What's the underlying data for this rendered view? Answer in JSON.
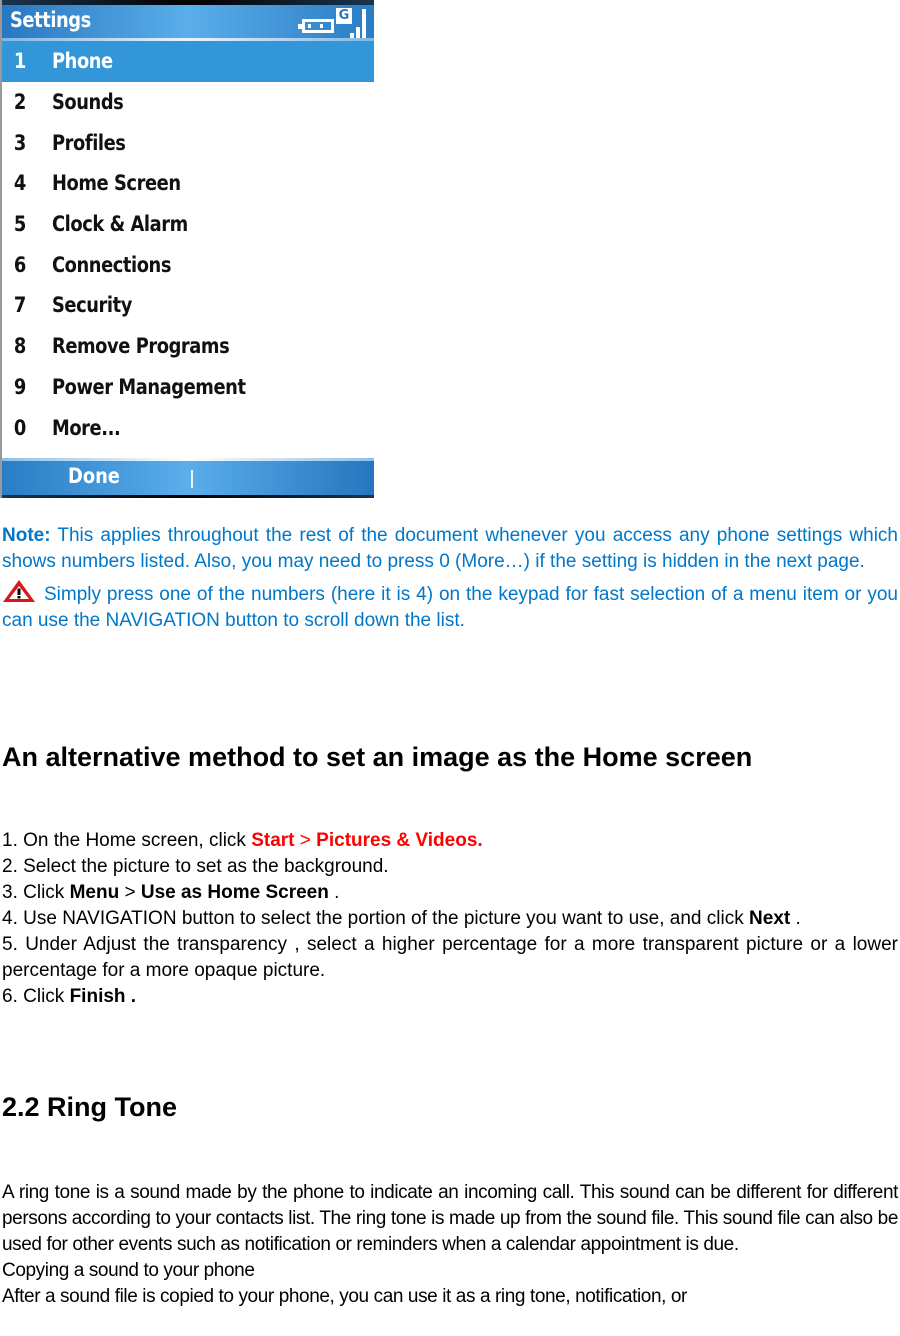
{
  "phone": {
    "title": "Settings",
    "status": {
      "network_badge": "G",
      "battery_icon": "battery-icon",
      "signal_icon": "signal-icon"
    },
    "menu_items": [
      {
        "num": "1",
        "label": "Phone",
        "selected": true
      },
      {
        "num": "2",
        "label": "Sounds"
      },
      {
        "num": "3",
        "label": "Profiles"
      },
      {
        "num": "4",
        "label": "Home Screen"
      },
      {
        "num": "5",
        "label": "Clock & Alarm"
      },
      {
        "num": "6",
        "label": "Connections"
      },
      {
        "num": "7",
        "label": "Security"
      },
      {
        "num": "8",
        "label": "Remove Programs"
      },
      {
        "num": "9",
        "label": "Power Management"
      },
      {
        "num": "0",
        "label": "More..."
      }
    ],
    "softkey_left": "Done"
  },
  "note": {
    "label": "Note:",
    "text": " This applies throughout the rest of the document whenever you access any phone settings which shows numbers listed. Also, you may need to press 0 (More…) if the setting is hidden in the next page.",
    "tip_icon": "warning-icon",
    "tip": "Simply press one of the numbers (here it is 4) on the keypad for fast selection of a menu item or you can use the NAVIGATION button to scroll down the list."
  },
  "section_alt": {
    "heading": "An alternative method to set an image as the Home screen",
    "steps": {
      "s1_prefix": "1. On the Home screen, click ",
      "s1_start": "Start",
      "s1_sep": " > ",
      "s1_target": "Pictures & Videos.",
      "s2": "2. Select the picture to set as the background.",
      "s3_prefix": "3. Click ",
      "s3_menu": "Menu",
      "s3_sep": " > ",
      "s3_target": "Use as Home Screen",
      "s3_suffix": " .",
      "s4_prefix": "4. Use NAVIGATION button to select the portion of the picture you want to use, and click ",
      "s4_next": "Next",
      "s4_suffix": " .",
      "s5": "5. Under Adjust the transparency , select a higher percentage for a more transparent picture or a lower percentage for a more opaque picture.",
      "s6_prefix": "6. Click ",
      "s6_finish": "Finish ."
    }
  },
  "section_ring": {
    "heading": "2.2 Ring Tone",
    "paragraph": "A ring tone is a sound made by the phone to indicate an incoming call. This sound can be different for different persons according to your contacts list. The ring tone is made up from the sound file. This sound file can also be used for other events such as notification or reminders when a calendar appointment is due.",
    "subheading": "Copying a sound to your phone",
    "continuation": "After a sound file is copied to your phone, you can use it as a ring tone, notification, or"
  },
  "colors": {
    "note_blue": "#0077c8",
    "highlight_red": "#ff0000",
    "phone_header_blue": "#3296d8"
  }
}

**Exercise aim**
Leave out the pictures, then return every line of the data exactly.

**Finished exercise**
What's the underlying data for this rendered view? Answer in JSON.
{
  "phone": {
    "title": "Settings",
    "status": {
      "network_badge": "G",
      "battery_icon": "battery-icon",
      "signal_icon": "signal-icon"
    },
    "menu_items": [
      {
        "num": "1",
        "label": "Phone",
        "selected": true
      },
      {
        "num": "2",
        "label": "Sounds"
      },
      {
        "num": "3",
        "label": "Profiles"
      },
      {
        "num": "4",
        "label": "Home Screen"
      },
      {
        "num": "5",
        "label": "Clock & Alarm"
      },
      {
        "num": "6",
        "label": "Connections"
      },
      {
        "num": "7",
        "label": "Security"
      },
      {
        "num": "8",
        "label": "Remove Programs"
      },
      {
        "num": "9",
        "label": "Power Management"
      },
      {
        "num": "0",
        "label": "More..."
      }
    ],
    "softkey_left": "Done"
  },
  "note": {
    "label": "Note:",
    "text": " This applies throughout the rest of the document whenever you access any phone settings which shows numbers listed. Also, you may need to press 0 (More…) if the setting is hidden in the next page.",
    "tip_icon": "warning-icon",
    "tip": "Simply press one of the numbers (here it is 4) on the keypad for fast selection of a menu item or you can use the NAVIGATION button to scroll down the list."
  },
  "section_alt": {
    "heading": "An alternative method to set an image as the Home screen",
    "steps": {
      "s1_prefix": "1. On the Home screen, click ",
      "s1_start": "Start",
      "s1_sep": " > ",
      "s1_target": "Pictures & Videos.",
      "s2": "2. Select the picture to set as the background.",
      "s3_prefix": "3. Click ",
      "s3_menu": "Menu",
      "s3_sep": " > ",
      "s3_target": "Use as Home Screen",
      "s3_suffix": " .",
      "s4_prefix": "4. Use NAVIGATION button to select the portion of the picture you want to use, and click ",
      "s4_next": "Next",
      "s4_suffix": " .",
      "s5": "5. Under Adjust the transparency , select a higher percentage for a more transparent picture or a lower percentage for a more opaque picture.",
      "s6_prefix": "6. Click ",
      "s6_finish": "Finish ."
    }
  },
  "section_ring": {
    "heading": "2.2 Ring Tone",
    "paragraph": "A ring tone is a sound made by the phone to indicate an incoming call. This sound can be different for different persons according to your contacts list. The ring tone is made up from the sound file. This sound file can also be used for other events such as notification or reminders when a calendar appointment is due.",
    "subheading": "Copying a sound to your phone",
    "continuation": "After a sound file is copied to your phone, you can use it as a ring tone, notification, or"
  },
  "colors": {
    "note_blue": "#0077c8",
    "highlight_red": "#ff0000",
    "phone_header_blue": "#3296d8"
  }
}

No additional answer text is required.